We also hear his not-very-tragic backstory.
If you regard its first half as a separate ten-minute episode, that bit's actually quite fun. (If you try to watch the trading card battle, it'll send you into a coma.)
Yuuki Yuuna is a Hero: The Great Mankai Chapter
Yuuki Yuuna wa Yuusha de Aru: Dai Mankai no Shou
Season 3 or 4 of Yuki Yuna, depending on how you count it
Episodes: 12 x 24 minutes
Keep watching: yes
One-line summary: magical girls in a dark universe
I've since finished it and... the first season in 2014 I liked, but everything since is hard work to follow.
I've watched all of Yuki Yuna since it started in 2014. This is apparently a midquel for the Hero Chapter series that aired in 2017-18, but never mind that.
Most of the episode is the girls goofing off, which is a lot of fun. They do a rock band, karaoke, a survival war game and a camping trip. They're good at letting their hair down, i.e. some of them are loons. I laughed. We see no angst, tragedy or irreversible gruesome curses at all. Later in the episode, though, there's a more serious conversation or two. They're glad they've been relieved of duty and they feel bad about some of the things they did.
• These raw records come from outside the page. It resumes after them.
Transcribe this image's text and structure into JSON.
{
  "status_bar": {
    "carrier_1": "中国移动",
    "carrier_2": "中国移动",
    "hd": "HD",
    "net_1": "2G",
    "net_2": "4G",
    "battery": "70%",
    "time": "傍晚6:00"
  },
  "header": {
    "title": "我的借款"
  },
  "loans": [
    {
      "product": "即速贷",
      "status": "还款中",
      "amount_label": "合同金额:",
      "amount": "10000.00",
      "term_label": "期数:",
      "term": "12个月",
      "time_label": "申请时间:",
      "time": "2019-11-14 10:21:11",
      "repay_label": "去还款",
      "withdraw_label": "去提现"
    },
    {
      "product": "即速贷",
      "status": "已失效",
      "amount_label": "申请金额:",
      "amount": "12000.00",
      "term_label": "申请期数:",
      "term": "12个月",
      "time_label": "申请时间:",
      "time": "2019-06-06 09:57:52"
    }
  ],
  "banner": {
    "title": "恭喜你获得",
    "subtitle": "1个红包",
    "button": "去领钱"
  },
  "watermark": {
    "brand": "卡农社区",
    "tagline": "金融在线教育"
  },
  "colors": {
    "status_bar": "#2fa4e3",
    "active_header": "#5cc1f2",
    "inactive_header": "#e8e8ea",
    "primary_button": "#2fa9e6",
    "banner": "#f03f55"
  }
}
This doesn't last. By the end, they're back in uniform.
Surprisingly, the closing title sequence shows the girls nude (and in soft focus), even though this isn't that kind of show. They're also back in action, with weapons in hand. I'm definitely going to be trying to work out a complete rewatch order for the full Yuki Yuna saga, but for now let's start by watching this.
Yuki Yuna Churutto
Yuki Yuna is a Hero Churutto!
Yuuki Yuuna wa Yuusha de Aru Churutto!
Season 1
Episodes: 12 x one minute
Keep watching: no
One-line summary: chibi gag shorts
I've mostly stopped watching this kind of throwaway gag mini-show. It's the kind of thing that would normally be a Blu-ray extra, but broadcast on TV. I like the parent show, though, so I tried it and...
The girls are in a Hero Club at school. They talk about Hero Udon Noodles. No one's fighting to save the world, but instead they just have silly conversations and comedy shouting overreactions. Frankly, I'm not convinced that I'd find this funny even if I watched it after a marathon of all three or four seasons of Yuki Yuna is a Hero.
Yuusei Koukou Tenmonbu
Yusei High School Astronomy Club
Yuusei Koukou Tenmonbu
Season 1
Episodes: 20 x 1 minute:
Keep watching: absolutely not
One-line summary: web anime for the Yuusei Koukou Tenmonbu mixed media project
Five pretty boys dispense advice to anyone who writes them letters. (One or two of the boys could be mistaken for girls, but I think that's specialised audience appeal.) It's empty fluff and there's no reason to watch it, but I found myself being distracted by the fact that they've been drawn in chibi style, only two heads high.
This got me doing some mathematics.
Imagine a bobble-headed man who's 6 feet tall, with his neck exactly halfway up his body. Everything above that is one big, roughly spherical head. He's a walking lollipop. That head will have a volume of about 14 cubic feet. His body, in contrast, is on average perhaps a quarter of his head's width, i.e. 0.75 feet wide with a volume of about 1.3 cubic feet.
This man's head is over ten times the weight of his body. This is normal in chibi art style.